===== DATASET RECORDS =====
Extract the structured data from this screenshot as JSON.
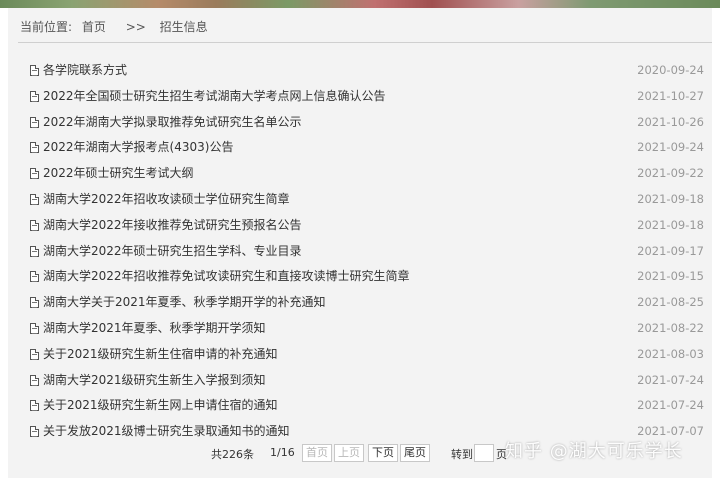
{
  "breadcrumb": {
    "label": "当前位置:",
    "home": "首页",
    "separator": ">>",
    "current": "招生信息"
  },
  "items": [
    {
      "title": "各学院联系方式",
      "date": "2020-09-24"
    },
    {
      "title": "2022年全国硕士研究生招生考试湖南大学考点网上信息确认公告",
      "date": "2021-10-27"
    },
    {
      "title": "2022年湖南大学拟录取推荐免试研究生名单公示",
      "date": "2021-10-26"
    },
    {
      "title": "2022年湖南大学报考点(4303)公告",
      "date": "2021-09-24"
    },
    {
      "title": "2022年硕士研究生考试大纲",
      "date": "2021-09-22"
    },
    {
      "title": "湖南大学2022年招收攻读硕士学位研究生简章",
      "date": "2021-09-18"
    },
    {
      "title": "湖南大学2022年接收推荐免试研究生预报名公告",
      "date": "2021-09-18"
    },
    {
      "title": "湖南大学2022年硕士研究生招生学科、专业目录",
      "date": "2021-09-17"
    },
    {
      "title": "湖南大学2022年招收推荐免试攻读研究生和直接攻读博士研究生简章",
      "date": "2021-09-15"
    },
    {
      "title": "湖南大学关于2021年夏季、秋季学期开学的补充通知",
      "date": "2021-08-25"
    },
    {
      "title": "湖南大学2021年夏季、秋季学期开学须知",
      "date": "2021-08-22"
    },
    {
      "title": "关于2021级研究生新生住宿申请的补充通知",
      "date": "2021-08-03"
    },
    {
      "title": "湖南大学2021级研究生新生入学报到须知",
      "date": "2021-07-24"
    },
    {
      "title": "关于2021级研究生新生网上申请住宿的通知",
      "date": "2021-07-24"
    },
    {
      "title": "关于发放2021级博士研究生录取通知书的通知",
      "date": "2021-07-07"
    }
  ],
  "pager": {
    "total": "共226条",
    "page_info": "1/16",
    "first": "首页",
    "prev": "上页",
    "next": "下页",
    "last": "尾页",
    "goto_label": "转到",
    "goto_value": "",
    "page_unit": "页"
  },
  "watermark": "知乎 @湖大可乐学长",
  "icons": {
    "doc": "document-icon"
  }
}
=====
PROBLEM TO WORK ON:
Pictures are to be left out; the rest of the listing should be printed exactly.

TASK RESULT:
Extract the structured data from this screenshot as JSON.
{
  "breadcrumb": {
    "label": "当前位置:",
    "home": "首页",
    "separator": ">>",
    "current": "招生信息"
  },
  "items": [
    {
      "title": "各学院联系方式",
      "date": "2020-09-24"
    },
    {
      "title": "2022年全国硕士研究生招生考试湖南大学考点网上信息确认公告",
      "date": "2021-10-27"
    },
    {
      "title": "2022年湖南大学拟录取推荐免试研究生名单公示",
      "date": "2021-10-26"
    },
    {
      "title": "2022年湖南大学报考点(4303)公告",
      "date": "2021-09-24"
    },
    {
      "title": "2022年硕士研究生考试大纲",
      "date": "2021-09-22"
    },
    {
      "title": "湖南大学2022年招收攻读硕士学位研究生简章",
      "date": "2021-09-18"
    },
    {
      "title": "湖南大学2022年接收推荐免试研究生预报名公告",
      "date": "2021-09-18"
    },
    {
      "title": "湖南大学2022年硕士研究生招生学科、专业目录",
      "date": "2021-09-17"
    },
    {
      "title": "湖南大学2022年招收推荐免试攻读研究生和直接攻读博士研究生简章",
      "date": "2021-09-15"
    },
    {
      "title": "湖南大学关于2021年夏季、秋季学期开学的补充通知",
      "date": "2021-08-25"
    },
    {
      "title": "湖南大学2021年夏季、秋季学期开学须知",
      "date": "2021-08-22"
    },
    {
      "title": "关于2021级研究生新生住宿申请的补充通知",
      "date": "2021-08-03"
    },
    {
      "title": "湖南大学2021级研究生新生入学报到须知",
      "date": "2021-07-24"
    },
    {
      "title": "关于2021级研究生新生网上申请住宿的通知",
      "date": "2021-07-24"
    },
    {
      "title": "关于发放2021级博士研究生录取通知书的通知",
      "date": "2021-07-07"
    }
  ],
  "pager": {
    "total": "共226条",
    "page_info": "1/16",
    "first": "首页",
    "prev": "上页",
    "next": "下页",
    "last": "尾页",
    "goto_label": "转到",
    "goto_value": "",
    "page_unit": "页"
  },
  "watermark": "知乎 @湖大可乐学长",
  "icons": {
    "doc": "document-icon"
  }
}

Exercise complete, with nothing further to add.